__ASSIGNED TASK__: Leave the pictures out and repeat the rest of the data below exactly.

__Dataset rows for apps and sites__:
::::::::::

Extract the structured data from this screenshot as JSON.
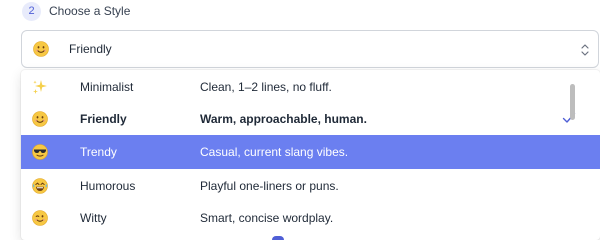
{
  "step": {
    "number": "2",
    "title": "Choose a Style"
  },
  "select": {
    "value": "Friendly",
    "icon": "smiling-face-icon"
  },
  "options": [
    {
      "icon": "sparkles-icon",
      "name": "Minimalist",
      "description": "Clean, 1–2 lines, no fluff."
    },
    {
      "icon": "smiling-face-icon",
      "name": "Friendly",
      "description": "Warm, approachable, human.",
      "selected": true
    },
    {
      "icon": "sunglasses-face-icon",
      "name": "Trendy",
      "description": "Casual, current slang vibes.",
      "highlighted": true
    },
    {
      "icon": "laughing-face-icon",
      "name": "Humorous",
      "description": "Playful one-liners or puns."
    },
    {
      "icon": "winking-face-icon",
      "name": "Witty",
      "description": "Smart, concise wordplay."
    }
  ],
  "colors": {
    "accent": "#6b7ff0",
    "badge_bg": "#e8ebfb",
    "check": "#4f5fd6"
  }
}
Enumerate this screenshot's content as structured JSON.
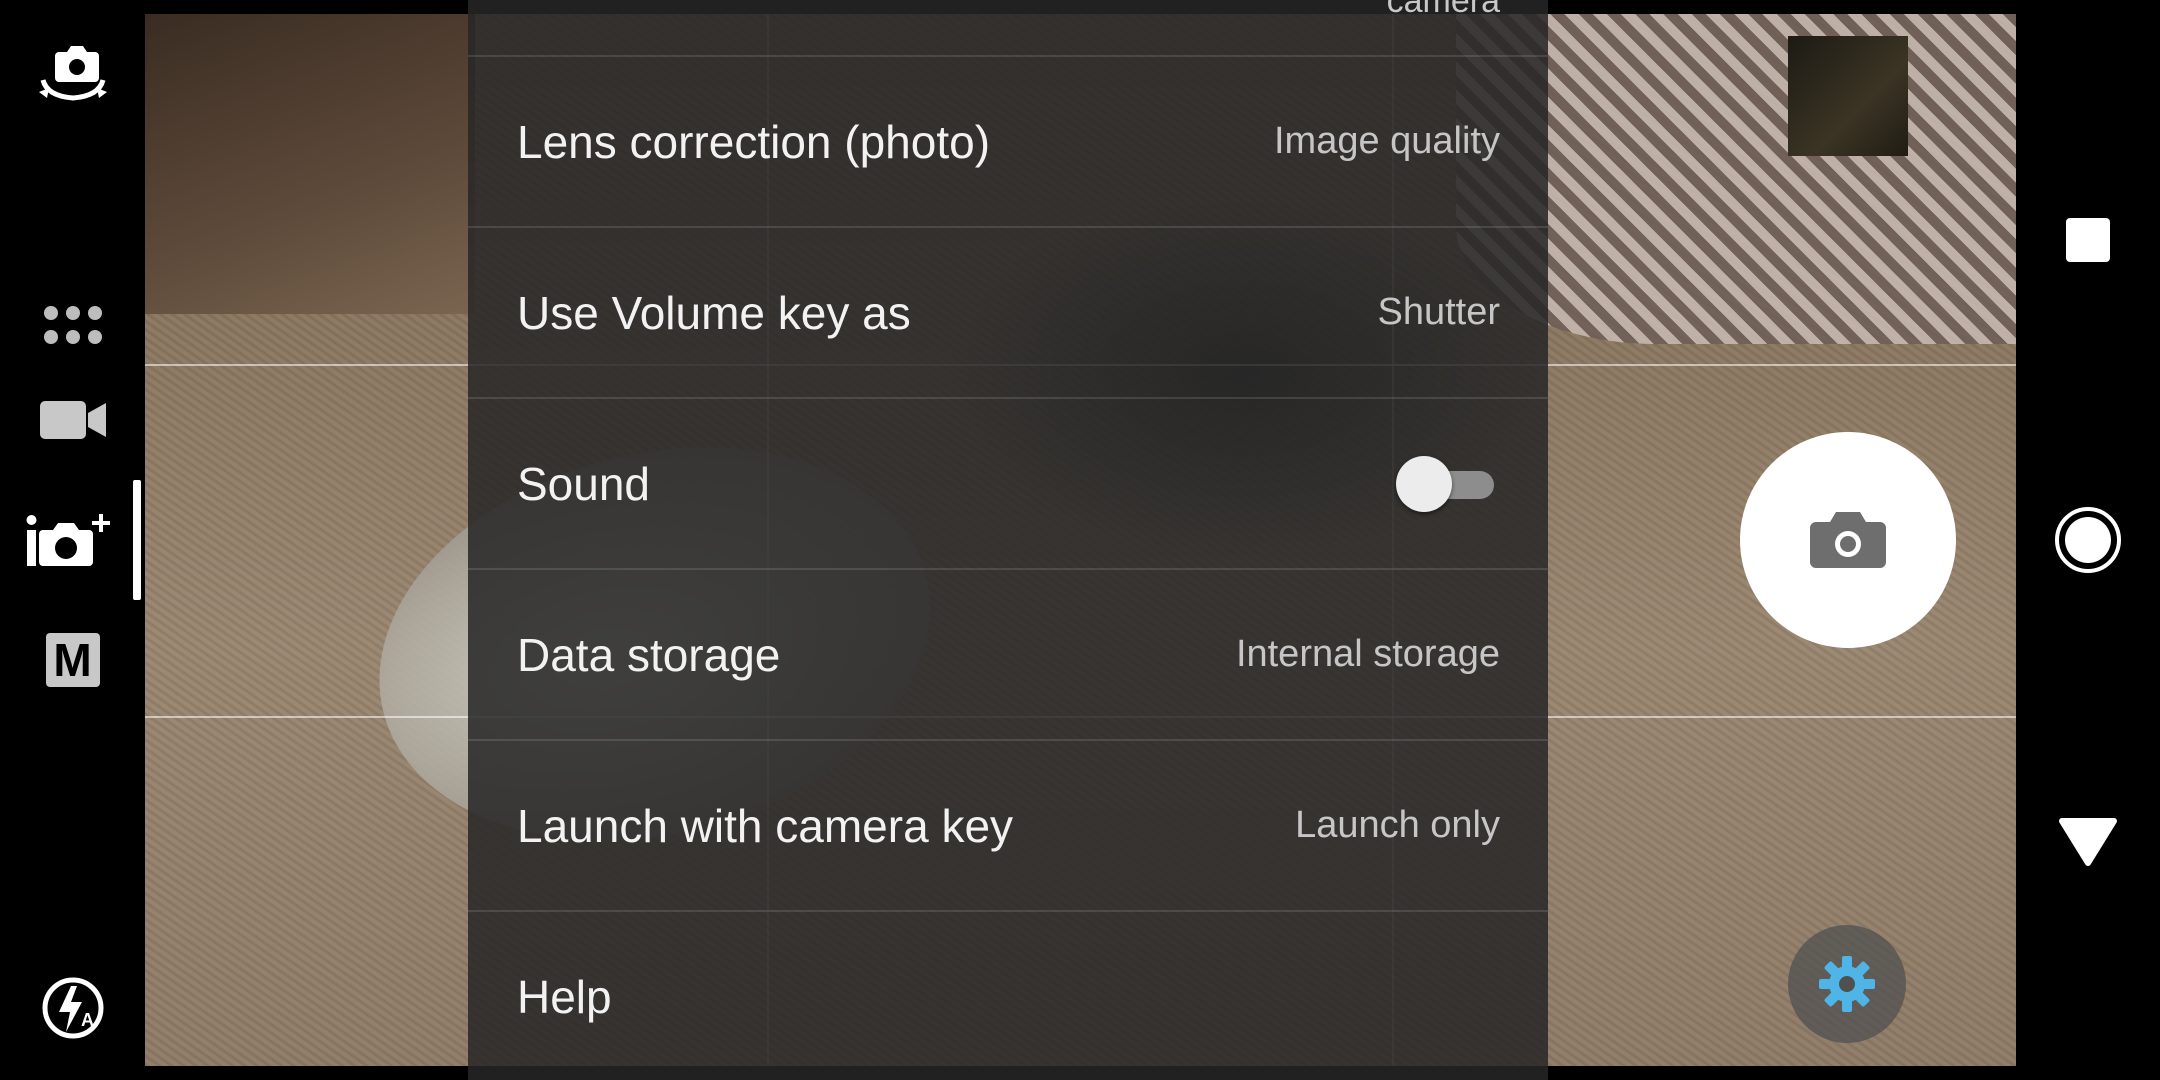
{
  "settings": {
    "top_partial_value": "camera",
    "rows": [
      {
        "label": "Lens correction (photo)",
        "value": "Image quality"
      },
      {
        "label": "Use Volume key as",
        "value": "Shutter"
      },
      {
        "label": "Sound",
        "toggle_on": false
      },
      {
        "label": "Data storage",
        "value": "Internal storage"
      },
      {
        "label": "Launch with camera key",
        "value": "Launch only"
      },
      {
        "label": "Help",
        "value": ""
      }
    ]
  },
  "left_rail": {
    "icons": [
      "switch-camera-icon",
      "more-modes-icon",
      "video-camera-icon",
      "superior-auto-icon",
      "manual-mode-icon",
      "flash-auto-icon"
    ],
    "manual_letter": "M",
    "active_mode": "superior-auto"
  },
  "right_controls": {
    "icons": [
      "gallery-thumbnail",
      "shutter-camera-icon",
      "settings-gear-icon"
    ],
    "accent_color": "#4fb4e6"
  },
  "nav_bar": {
    "icons": [
      "recent-apps-icon",
      "home-icon",
      "back-icon"
    ]
  }
}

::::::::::

__EXERCISE RESULT__:
Extract the structured data from this screenshot as JSON.
{
  "step": {
    "number": "2",
    "title": "Choose a Style"
  },
  "select": {
    "value": "Friendly",
    "icon": "smiling-face-icon"
  },
  "options": [
    {
      "icon": "sparkles-icon",
      "name": "Minimalist",
      "description": "Clean, 1–2 lines, no fluff."
    },
    {
      "icon": "smiling-face-icon",
      "name": "Friendly",
      "description": "Warm, approachable, human.",
      "selected": true
    },
    {
      "icon": "sunglasses-face-icon",
      "name": "Trendy",
      "description": "Casual, current slang vibes.",
      "highlighted": true
    },
    {
      "icon": "laughing-face-icon",
      "name": "Humorous",
      "description": "Playful one-liners or puns."
    },
    {
      "icon": "winking-face-icon",
      "name": "Witty",
      "description": "Smart, concise wordplay."
    }
  ],
  "colors": {
    "accent": "#6b7ff0",
    "badge_bg": "#e8ebfb",
    "check": "#4f5fd6"
  }
}
Enumerate this screenshot's content as structured JSON.
{
  "settings": {
    "top_partial_value": "camera",
    "rows": [
      {
        "label": "Lens correction (photo)",
        "value": "Image quality"
      },
      {
        "label": "Use Volume key as",
        "value": "Shutter"
      },
      {
        "label": "Sound",
        "toggle_on": false
      },
      {
        "label": "Data storage",
        "value": "Internal storage"
      },
      {
        "label": "Launch with camera key",
        "value": "Launch only"
      },
      {
        "label": "Help",
        "value": ""
      }
    ]
  },
  "left_rail": {
    "icons": [
      "switch-camera-icon",
      "more-modes-icon",
      "video-camera-icon",
      "superior-auto-icon",
      "manual-mode-icon",
      "flash-auto-icon"
    ],
    "manual_letter": "M",
    "active_mode": "superior-auto"
  },
  "right_controls": {
    "icons": [
      "gallery-thumbnail",
      "shutter-camera-icon",
      "settings-gear-icon"
    ],
    "accent_color": "#4fb4e6"
  },
  "nav_bar": {
    "icons": [
      "recent-apps-icon",
      "home-icon",
      "back-icon"
    ]
  }
}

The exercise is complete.